English dockyard, and there they lie waiting for an imaginary enemy. Have these armaments any reality? Do they mean power, independence, courage, national security, freedom from foreign domination, or are they as unsubstantial as a dream 2 The strange thing is that European opinion seems to take no account of them. They might as well have never come into existence for any effect they have on the popular view of the Montenegrin or any other difficulty.” WHAT HAS BECOME OF THE MONEY 2 M. Wolowski, Paris, under the title of “The Economical Results of the War Contribution,” has just published a work. It is based on German as well as on French official documents, and especially on a pamphlet, dealing with the finances of the German Empire, written by Herr Wagner, Professor of Political Economy in the Berlin University. The eminent French publicist begins by proving that Germany has not done so much harm to France as she desired, or reaped so much from the war indemnity as she expected. The sudden flow of gold on the German market, owing to the rapid payment of the five milliards, which Prince Bismarck had not calculated on, was bound to produce its natural consequence; the value of precious metals went down, while the value of everything else went up. It is true, as M. Wolowski admits, that Germany has been able to accomplish her military organisation without resorting to fresh taxes, but this is rather a political fact, and contributes nothing to the productive power of the country. From a purely economical point of view, he cannot see that Germany has gained any other advantages than the reform of her monetary system and the acquisition of the Alsace-Lorraine railways.
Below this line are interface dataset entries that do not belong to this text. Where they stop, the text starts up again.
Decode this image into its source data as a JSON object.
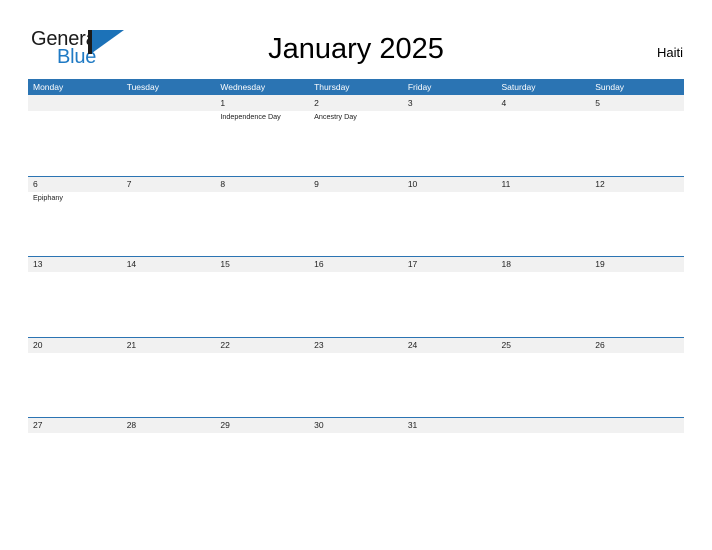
{
  "brand": {
    "name_part1": "General",
    "name_part2": "Blue",
    "flag_icon": "general-blue-flag-logo",
    "accent_color": "#1c72b8"
  },
  "header": {
    "title": "January 2025",
    "region": "Haiti"
  },
  "theme": {
    "header_blue": "#2b74b3",
    "band_gray": "#f1f1f1",
    "text_dark": "#232323",
    "logo_blue": "#1f7ac4",
    "page_background": "#ffffff"
  },
  "calendar": {
    "month": "January",
    "year": "2025",
    "weekday_headers": [
      "Monday",
      "Tuesday",
      "Wednesday",
      "Thursday",
      "Friday",
      "Saturday",
      "Sunday"
    ],
    "weeks": [
      {
        "days": [
          {
            "num": "",
            "events": []
          },
          {
            "num": "",
            "events": []
          },
          {
            "num": "1",
            "events": [
              "Independence Day"
            ]
          },
          {
            "num": "2",
            "events": [
              "Ancestry Day"
            ]
          },
          {
            "num": "3",
            "events": []
          },
          {
            "num": "4",
            "events": []
          },
          {
            "num": "5",
            "events": []
          }
        ]
      },
      {
        "days": [
          {
            "num": "6",
            "events": [
              "Epiphany"
            ]
          },
          {
            "num": "7",
            "events": []
          },
          {
            "num": "8",
            "events": []
          },
          {
            "num": "9",
            "events": []
          },
          {
            "num": "10",
            "events": []
          },
          {
            "num": "11",
            "events": []
          },
          {
            "num": "12",
            "events": []
          }
        ]
      },
      {
        "days": [
          {
            "num": "13",
            "events": []
          },
          {
            "num": "14",
            "events": []
          },
          {
            "num": "15",
            "events": []
          },
          {
            "num": "16",
            "events": []
          },
          {
            "num": "17",
            "events": []
          },
          {
            "num": "18",
            "events": []
          },
          {
            "num": "19",
            "events": []
          }
        ]
      },
      {
        "days": [
          {
            "num": "20",
            "events": []
          },
          {
            "num": "21",
            "events": []
          },
          {
            "num": "22",
            "events": []
          },
          {
            "num": "23",
            "events": []
          },
          {
            "num": "24",
            "events": []
          },
          {
            "num": "25",
            "events": []
          },
          {
            "num": "26",
            "events": []
          }
        ]
      },
      {
        "days": [
          {
            "num": "27",
            "events": []
          },
          {
            "num": "28",
            "events": []
          },
          {
            "num": "29",
            "events": []
          },
          {
            "num": "30",
            "events": []
          },
          {
            "num": "31",
            "events": []
          },
          {
            "num": "",
            "events": []
          },
          {
            "num": "",
            "events": []
          }
        ]
      }
    ]
  }
}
On the other hand, has the general welfare of the country been improved in a durable manner. Has its productive power been stimulated, or has the population attained the prosperity it dreamt of on the faith of the war indemnity? After a season of abundance everybody appears to be in straightened circumstances, as is shown by M. Wolowski in the following expressive extract from a recent Berlin letter:—“It may seem strange, but nevertheless a fact, we are exposed to veritable distress, and one would imagine that we had just paid five milliards instead of receiving them.” No doubt, continues the French economist, foreign products have flowed on to the German market, that the consumption has momentarily increased in all ranks, and that salaries have risen; but it must not be forgotten that at the same time the price of everything has gone up, and that, consequently, the people feel the same pressure as if they had to support fresh taxes. The wages of the working-classes have undergone a nominal, rather than an effectual, rise, but that rise is nothing compared with the increase in rent and the price of articles of consumption. Herr Wagner, in his pamphlet, dwells at great length on the advantages of a fresh distribution of riches, among the various classes of the population, and especially among the working-classes. To this M. Wolowski replies, “It is not sufficient to say that the people have bought more or lived better. What is essential is, whether there has been an increase in the national production or the national saving." But those are not the only misfortunes attendant on the too sudden acquisition of wealth. Other economical interests have been seriously damaged. Led away by the magic of the words “five milliards,” the people rushed into expenses and exaggerated speculation, which have rather compromised than favoured the public weal. They became insatiable; they imagined they could succeed everywhere, and the capital acquired with a stroke of the pen was squandered in dangerous undertakings, the liquidation of which caused a violent crisis on the Berlin market. However, M. Wolowski does not pretend to say that the payment of the five milliards has not decreased the riches of France or increased those of Germany. But what he contends is that the hopes on the other side of the Rhine have been deceived. It was thought that France would be ruined, and that Germany would henceforth be master of the European market, but neither of these speculations has been realised.